* Task
Count the lines below that include "Açorina". Only the number should be given.

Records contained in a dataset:
Segment Open
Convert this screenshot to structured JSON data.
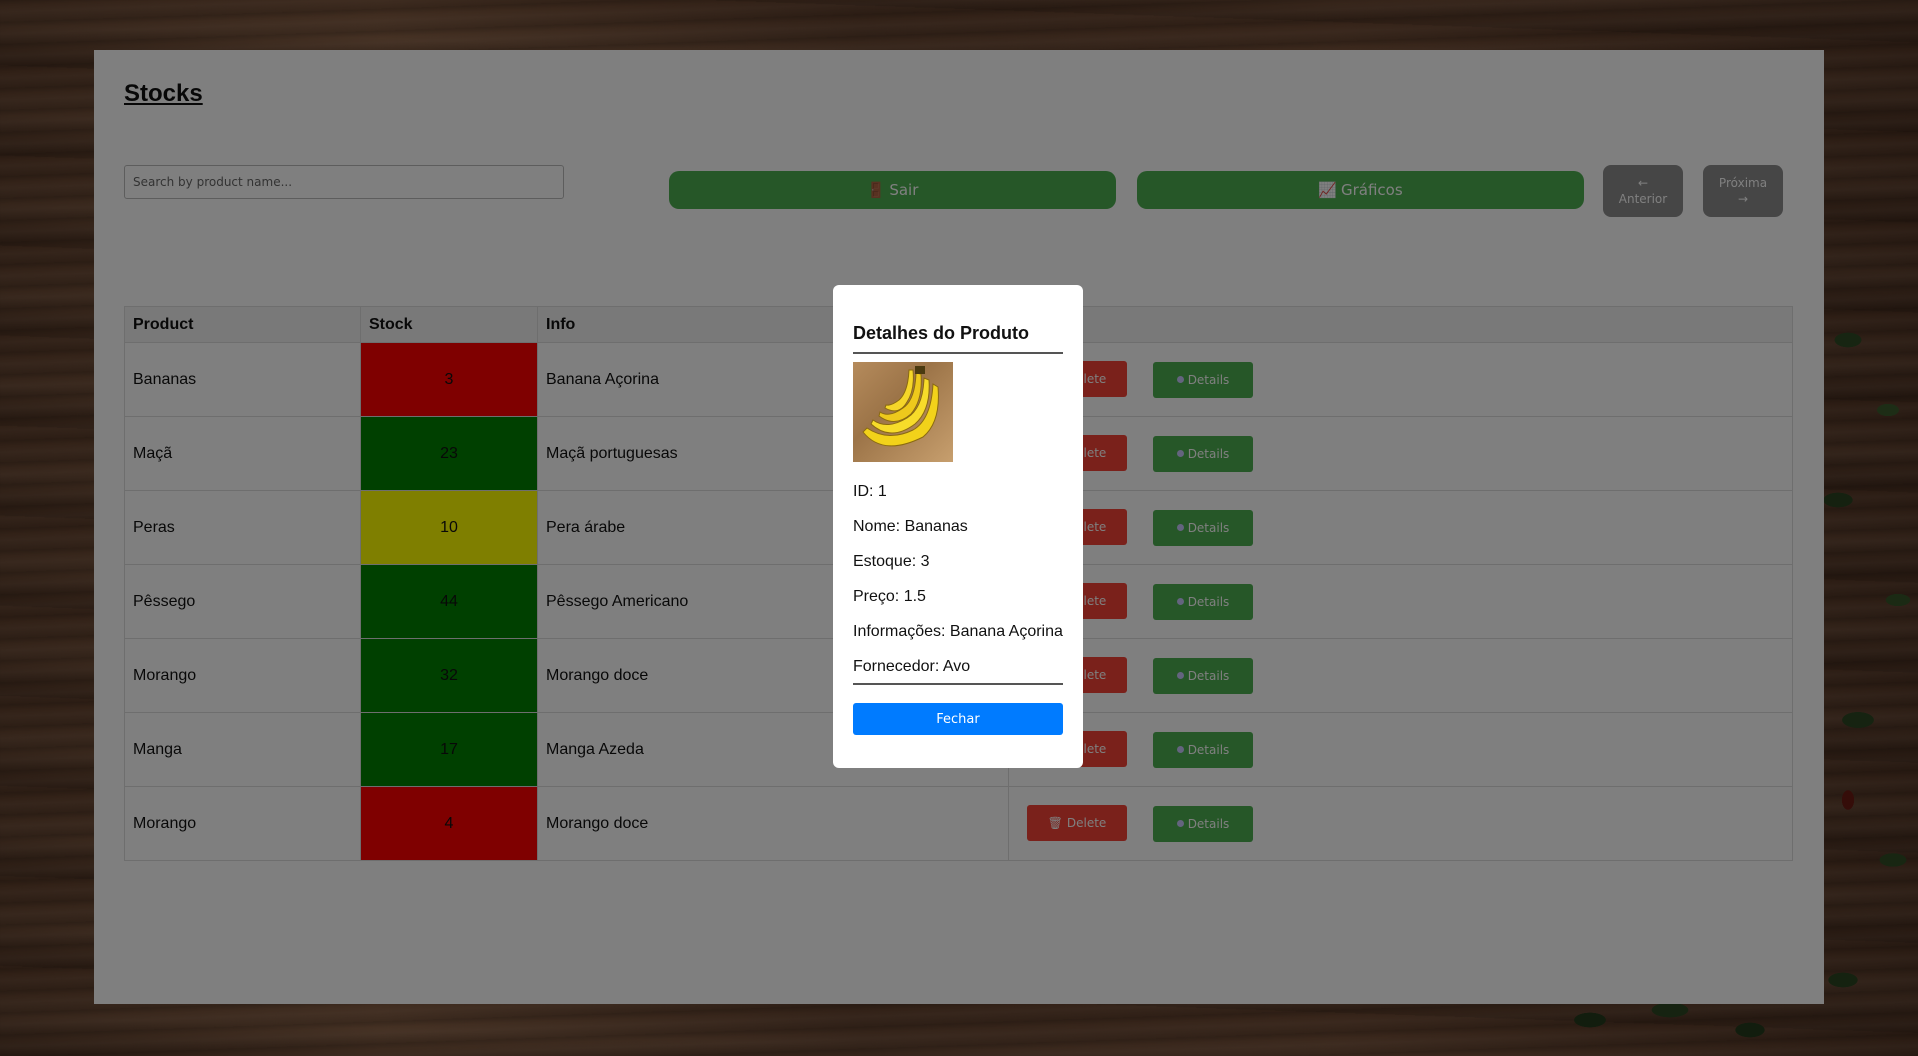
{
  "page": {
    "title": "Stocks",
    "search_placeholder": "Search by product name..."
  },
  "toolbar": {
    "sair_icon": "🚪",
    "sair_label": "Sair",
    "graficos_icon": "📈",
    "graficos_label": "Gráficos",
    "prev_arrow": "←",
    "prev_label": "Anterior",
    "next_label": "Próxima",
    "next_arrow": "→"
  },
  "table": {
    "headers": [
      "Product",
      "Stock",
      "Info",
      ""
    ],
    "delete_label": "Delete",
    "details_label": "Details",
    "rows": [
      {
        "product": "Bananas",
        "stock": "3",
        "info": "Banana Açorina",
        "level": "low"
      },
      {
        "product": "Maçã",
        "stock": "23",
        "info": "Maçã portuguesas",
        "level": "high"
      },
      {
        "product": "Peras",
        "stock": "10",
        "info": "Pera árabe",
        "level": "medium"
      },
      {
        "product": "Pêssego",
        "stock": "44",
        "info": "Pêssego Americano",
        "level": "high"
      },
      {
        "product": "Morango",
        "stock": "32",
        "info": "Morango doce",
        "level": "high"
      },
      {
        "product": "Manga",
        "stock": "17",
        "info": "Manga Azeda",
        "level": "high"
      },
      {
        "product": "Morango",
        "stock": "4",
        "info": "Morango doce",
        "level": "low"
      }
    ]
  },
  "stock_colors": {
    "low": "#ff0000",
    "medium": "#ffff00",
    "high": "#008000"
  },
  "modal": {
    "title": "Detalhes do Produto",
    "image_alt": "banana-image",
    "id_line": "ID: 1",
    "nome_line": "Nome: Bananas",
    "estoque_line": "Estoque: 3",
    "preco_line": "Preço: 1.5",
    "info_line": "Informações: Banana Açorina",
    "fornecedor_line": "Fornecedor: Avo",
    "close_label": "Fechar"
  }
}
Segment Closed
* Worked solution
2